| TASK OBJECTIVE |
Repeat the records exactly, minus the pictures.

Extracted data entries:
== Segment start ==

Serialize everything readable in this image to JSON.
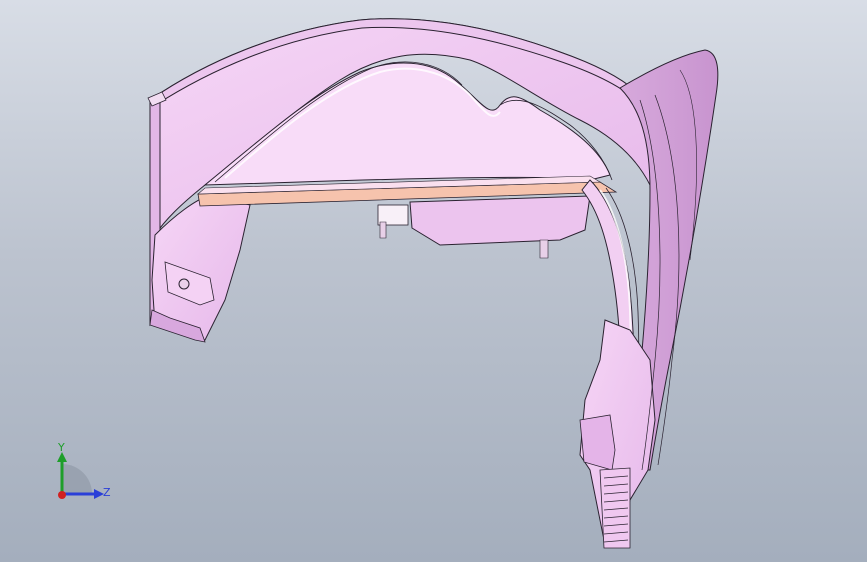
{
  "viewport": {
    "background_top": "#d8dde6",
    "background_bottom": "#a4aebd"
  },
  "model": {
    "part_color": "#f2cdf2",
    "part_shade_color": "#dcaee0",
    "edge_color": "#2a2230",
    "accent_strip_color": "#f6c3ad"
  },
  "triad": {
    "y_label": "Y",
    "z_label": "Z",
    "y_color": "#1e9e2a",
    "z_color": "#2a3fd8",
    "x_color": "#d02020"
  }
}
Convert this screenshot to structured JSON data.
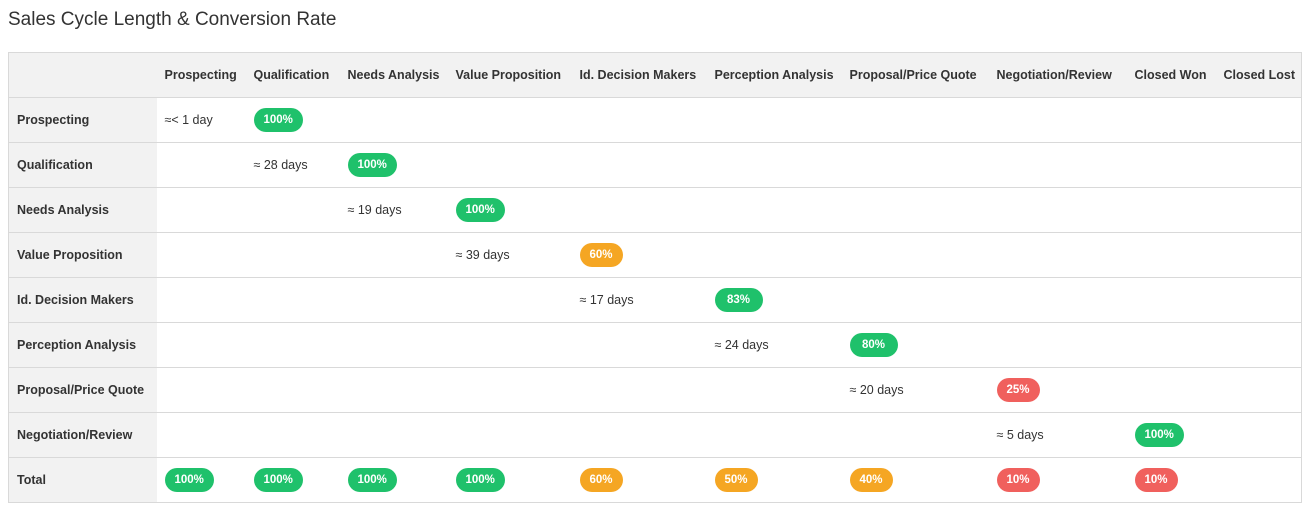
{
  "title": "Sales Cycle Length & Conversion Rate",
  "colors": {
    "green": "#1fc16b",
    "orange": "#f5a623",
    "red": "#f0605d",
    "header_bg": "#f2f2f2",
    "border": "#d9d9d9"
  },
  "columns": [
    "Prospecting",
    "Qualification",
    "Needs Analysis",
    "Value Proposition",
    "Id. Decision Makers",
    "Perception Analysis",
    "Proposal/Price Quote",
    "Negotiation/Review",
    "Closed Won",
    "Closed Lost"
  ],
  "rows": [
    {
      "label": "Prospecting",
      "cells": [
        {
          "type": "days",
          "text": "≈< 1 day"
        },
        {
          "type": "badge",
          "text": "100%",
          "color": "green"
        },
        null,
        null,
        null,
        null,
        null,
        null,
        null,
        null
      ]
    },
    {
      "label": "Qualification",
      "cells": [
        null,
        {
          "type": "days",
          "text": "≈ 28 days"
        },
        {
          "type": "badge",
          "text": "100%",
          "color": "green"
        },
        null,
        null,
        null,
        null,
        null,
        null,
        null
      ]
    },
    {
      "label": "Needs Analysis",
      "cells": [
        null,
        null,
        {
          "type": "days",
          "text": "≈ 19 days"
        },
        {
          "type": "badge",
          "text": "100%",
          "color": "green"
        },
        null,
        null,
        null,
        null,
        null,
        null
      ]
    },
    {
      "label": "Value Proposition",
      "cells": [
        null,
        null,
        null,
        {
          "type": "days",
          "text": "≈ 39 days"
        },
        {
          "type": "badge",
          "text": "60%",
          "color": "orange"
        },
        null,
        null,
        null,
        null,
        null
      ]
    },
    {
      "label": "Id. Decision Makers",
      "cells": [
        null,
        null,
        null,
        null,
        {
          "type": "days",
          "text": "≈ 17 days"
        },
        {
          "type": "badge",
          "text": "83%",
          "color": "green"
        },
        null,
        null,
        null,
        null
      ]
    },
    {
      "label": "Perception Analysis",
      "cells": [
        null,
        null,
        null,
        null,
        null,
        {
          "type": "days",
          "text": "≈ 24 days"
        },
        {
          "type": "badge",
          "text": "80%",
          "color": "green"
        },
        null,
        null,
        null
      ]
    },
    {
      "label": "Proposal/Price Quote",
      "cells": [
        null,
        null,
        null,
        null,
        null,
        null,
        {
          "type": "days",
          "text": "≈ 20 days"
        },
        {
          "type": "badge",
          "text": "25%",
          "color": "red"
        },
        null,
        null
      ]
    },
    {
      "label": "Negotiation/Review",
      "cells": [
        null,
        null,
        null,
        null,
        null,
        null,
        null,
        {
          "type": "days",
          "text": "≈ 5 days"
        },
        {
          "type": "badge",
          "text": "100%",
          "color": "green"
        },
        null
      ]
    },
    {
      "label": "Total",
      "cells": [
        {
          "type": "badge",
          "text": "100%",
          "color": "green"
        },
        {
          "type": "badge",
          "text": "100%",
          "color": "green"
        },
        {
          "type": "badge",
          "text": "100%",
          "color": "green"
        },
        {
          "type": "badge",
          "text": "100%",
          "color": "green"
        },
        {
          "type": "badge",
          "text": "60%",
          "color": "orange"
        },
        {
          "type": "badge",
          "text": "50%",
          "color": "orange"
        },
        {
          "type": "badge",
          "text": "40%",
          "color": "orange"
        },
        {
          "type": "badge",
          "text": "10%",
          "color": "red"
        },
        {
          "type": "badge",
          "text": "10%",
          "color": "red"
        },
        null
      ]
    }
  ]
}
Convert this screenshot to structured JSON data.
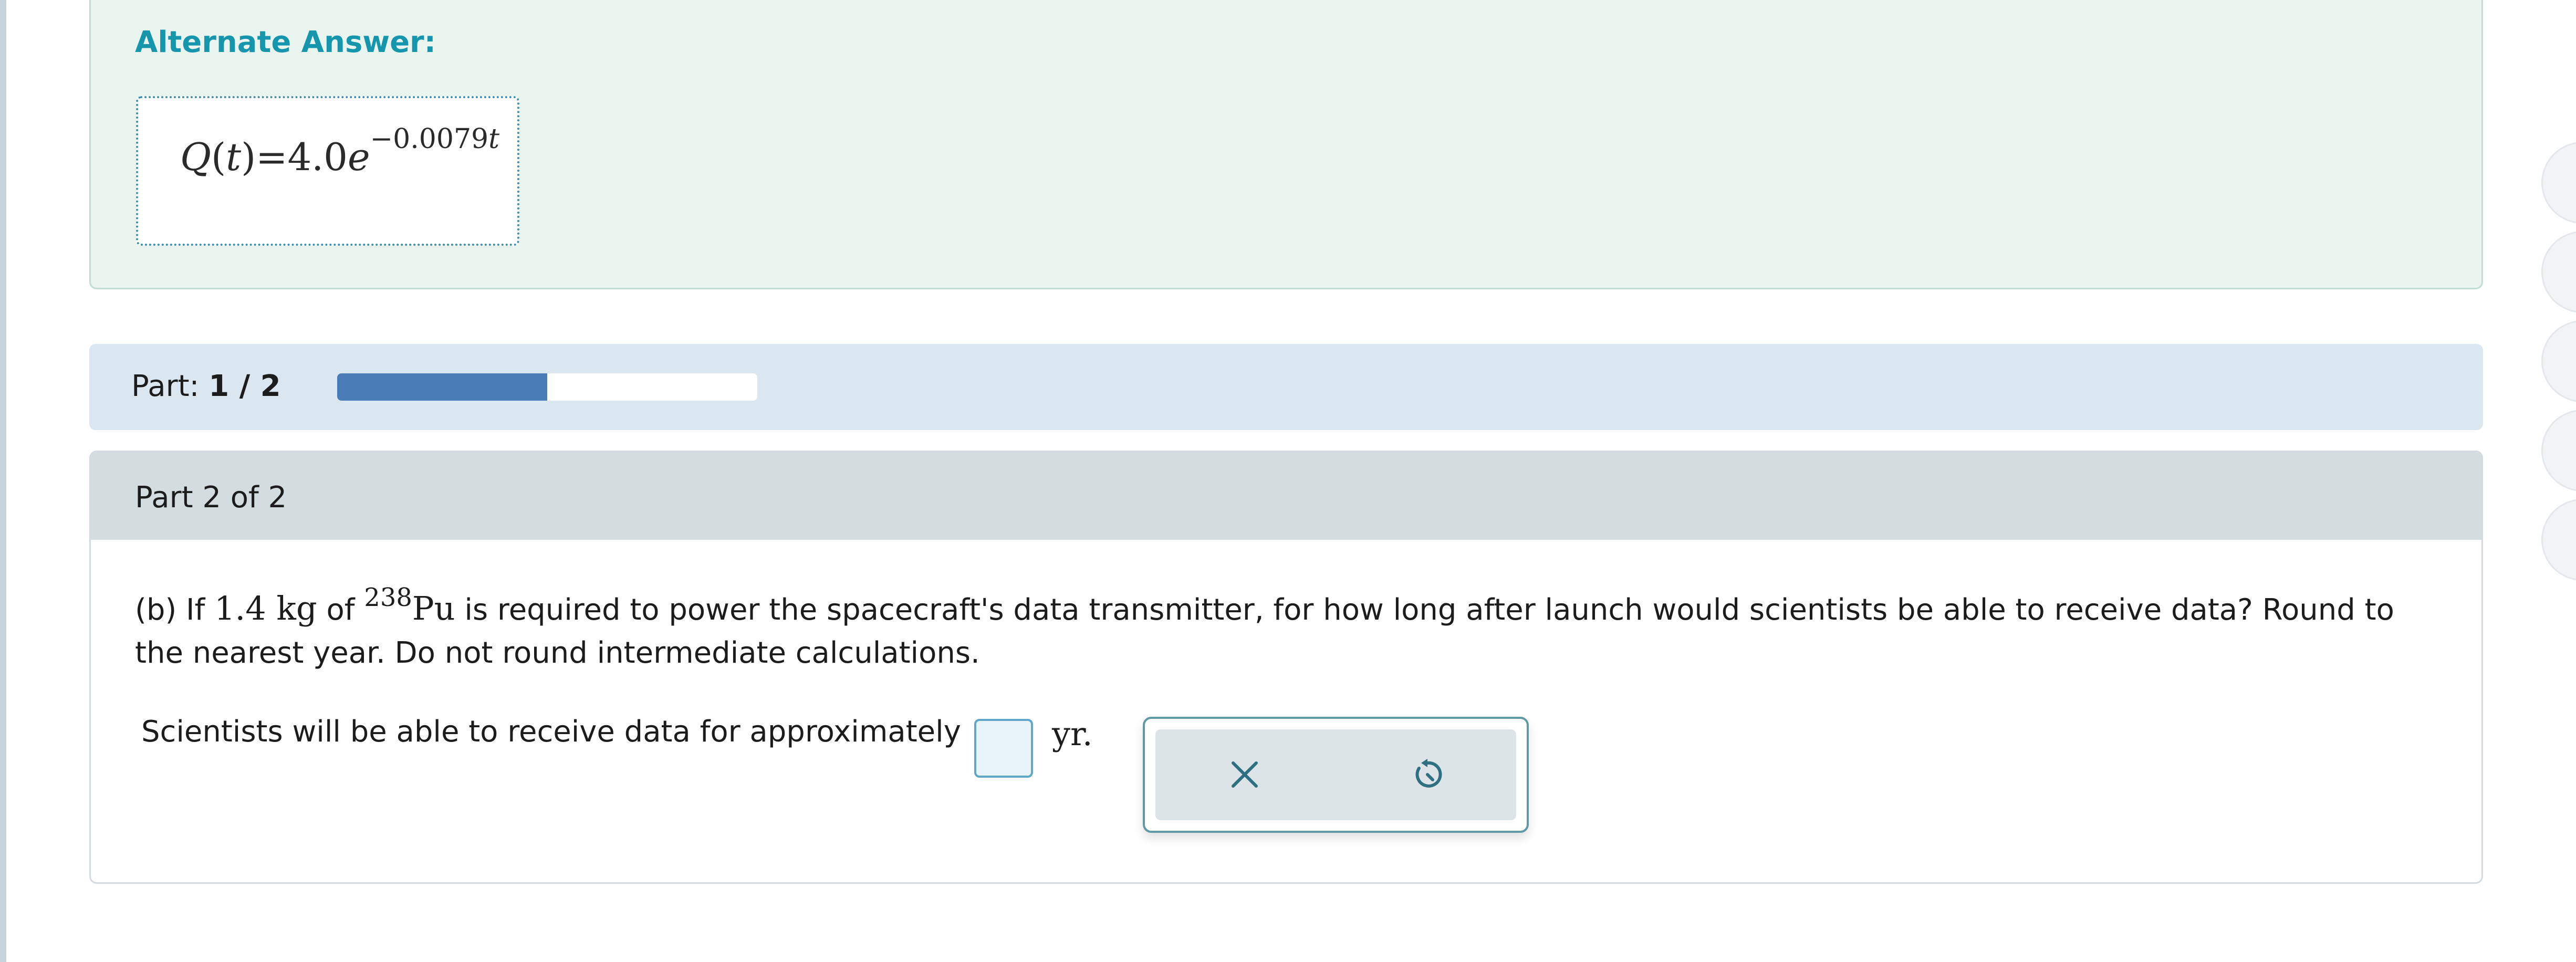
{
  "alternate_answer": {
    "title": "Alternate Answer:",
    "equation": {
      "fn": "Q",
      "var": "t",
      "equals": "=4.0",
      "base": "e",
      "exponent": "−0.0079",
      "exp_var": "t"
    }
  },
  "progress": {
    "label": "Part:",
    "value": "1 / 2",
    "fraction": 0.5
  },
  "part": {
    "title": "Part 2 of 2",
    "question": {
      "prefix": "(b) If",
      "mass": "1.4 kg",
      "of": "of",
      "isotope_mass": "238",
      "isotope": "Pu",
      "rest": "is required to power the spacecraft's data transmitter, for how long after launch would scientists be able to receive data? Round to the nearest year. Do not round intermediate calculations."
    },
    "answer_sentence": "Scientists will be able to receive data for approximately",
    "answer_value": "",
    "unit": "yr."
  },
  "tools": {
    "clear_icon": "close-icon",
    "undo_icon": "undo-icon"
  },
  "colors": {
    "accent_teal": "#1596ad",
    "progress_fill": "#4a7db8",
    "alt_panel_bg": "#eaf5f0",
    "part_bar_bg": "#dbe7f0",
    "card_header_bg": "#d3dcdf"
  }
}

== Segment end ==

| WRITTEN RESPONSE |
Serialize everything readable in this image to JSON.
{
  "viewport": {
    "background_top": "#d8dde6",
    "background_bottom": "#a4aebd"
  },
  "model": {
    "part_color": "#f2cdf2",
    "part_shade_color": "#dcaee0",
    "edge_color": "#2a2230",
    "accent_strip_color": "#f6c3ad"
  },
  "triad": {
    "y_label": "Y",
    "z_label": "Z",
    "y_color": "#1e9e2a",
    "z_color": "#2a3fd8",
    "x_color": "#d02020"
  }
}
Convert this screenshot to structured JSON data.
{
  "title": "Sales Cycle Length & Conversion Rate",
  "colors": {
    "green": "#1fc16b",
    "orange": "#f5a623",
    "red": "#f0605d",
    "header_bg": "#f2f2f2",
    "border": "#d9d9d9"
  },
  "columns": [
    "Prospecting",
    "Qualification",
    "Needs Analysis",
    "Value Proposition",
    "Id. Decision Makers",
    "Perception Analysis",
    "Proposal/Price Quote",
    "Negotiation/Review",
    "Closed Won",
    "Closed Lost"
  ],
  "rows": [
    {
      "label": "Prospecting",
      "cells": [
        {
          "type": "days",
          "text": "≈< 1 day"
        },
        {
          "type": "badge",
          "text": "100%",
          "color": "green"
        },
        null,
        null,
        null,
        null,
        null,
        null,
        null,
        null
      ]
    },
    {
      "label": "Qualification",
      "cells": [
        null,
        {
          "type": "days",
          "text": "≈ 28 days"
        },
        {
          "type": "badge",
          "text": "100%",
          "color": "green"
        },
        null,
        null,
        null,
        null,
        null,
        null,
        null
      ]
    },
    {
      "label": "Needs Analysis",
      "cells": [
        null,
        null,
        {
          "type": "days",
          "text": "≈ 19 days"
        },
        {
          "type": "badge",
          "text": "100%",
          "color": "green"
        },
        null,
        null,
        null,
        null,
        null,
        null
      ]
    },
    {
      "label": "Value Proposition",
      "cells": [
        null,
        null,
        null,
        {
          "type": "days",
          "text": "≈ 39 days"
        },
        {
          "type": "badge",
          "text": "60%",
          "color": "orange"
        },
        null,
        null,
        null,
        null,
        null
      ]
    },
    {
      "label": "Id. Decision Makers",
      "cells": [
        null,
        null,
        null,
        null,
        {
          "type": "days",
          "text": "≈ 17 days"
        },
        {
          "type": "badge",
          "text": "83%",
          "color": "green"
        },
        null,
        null,
        null,
        null
      ]
    },
    {
      "label": "Perception Analysis",
      "cells": [
        null,
        null,
        null,
        null,
        null,
        {
          "type": "days",
          "text": "≈ 24 days"
        },
        {
          "type": "badge",
          "text": "80%",
          "color": "green"
        },
        null,
        null,
        null
      ]
    },
    {
      "label": "Proposal/Price Quote",
      "cells": [
        null,
        null,
        null,
        null,
        null,
        null,
        {
          "type": "days",
          "text": "≈ 20 days"
        },
        {
          "type": "badge",
          "text": "25%",
          "color": "red"
        },
        null,
        null
      ]
    },
    {
      "label": "Negotiation/Review",
      "cells": [
        null,
        null,
        null,
        null,
        null,
        null,
        null,
        {
          "type": "days",
          "text": "≈ 5 days"
        },
        {
          "type": "badge",
          "text": "100%",
          "color": "green"
        },
        null
      ]
    },
    {
      "label": "Total",
      "cells": [
        {
          "type": "badge",
          "text": "100%",
          "color": "green"
        },
        {
          "type": "badge",
          "text": "100%",
          "color": "green"
        },
        {
          "type": "badge",
          "text": "100%",
          "color": "green"
        },
        {
          "type": "badge",
          "text": "100%",
          "color": "green"
        },
        {
          "type": "badge",
          "text": "60%",
          "color": "orange"
        },
        {
          "type": "badge",
          "text": "50%",
          "color": "orange"
        },
        {
          "type": "badge",
          "text": "40%",
          "color": "orange"
        },
        {
          "type": "badge",
          "text": "10%",
          "color": "red"
        },
        {
          "type": "badge",
          "text": "10%",
          "color": "red"
        },
        null
      ]
    }
  ]
}
Convert this screenshot to structured JSON data.
{
  "alternate_answer": {
    "title": "Alternate Answer:",
    "equation": {
      "fn": "Q",
      "var": "t",
      "equals": "=4.0",
      "base": "e",
      "exponent": "−0.0079",
      "exp_var": "t"
    }
  },
  "progress": {
    "label": "Part:",
    "value": "1 / 2",
    "fraction": 0.5
  },
  "part": {
    "title": "Part 2 of 2",
    "question": {
      "prefix": "(b) If",
      "mass": "1.4 kg",
      "of": "of",
      "isotope_mass": "238",
      "isotope": "Pu",
      "rest": "is required to power the spacecraft's data transmitter, for how long after launch would scientists be able to receive data? Round to the nearest year. Do not round intermediate calculations."
    },
    "answer_sentence": "Scientists will be able to receive data for approximately",
    "answer_value": "",
    "unit": "yr."
  },
  "tools": {
    "clear_icon": "close-icon",
    "undo_icon": "undo-icon"
  },
  "colors": {
    "accent_teal": "#1596ad",
    "progress_fill": "#4a7db8",
    "alt_panel_bg": "#eaf5f0",
    "part_bar_bg": "#dbe7f0",
    "card_header_bg": "#d3dcdf"
  }
}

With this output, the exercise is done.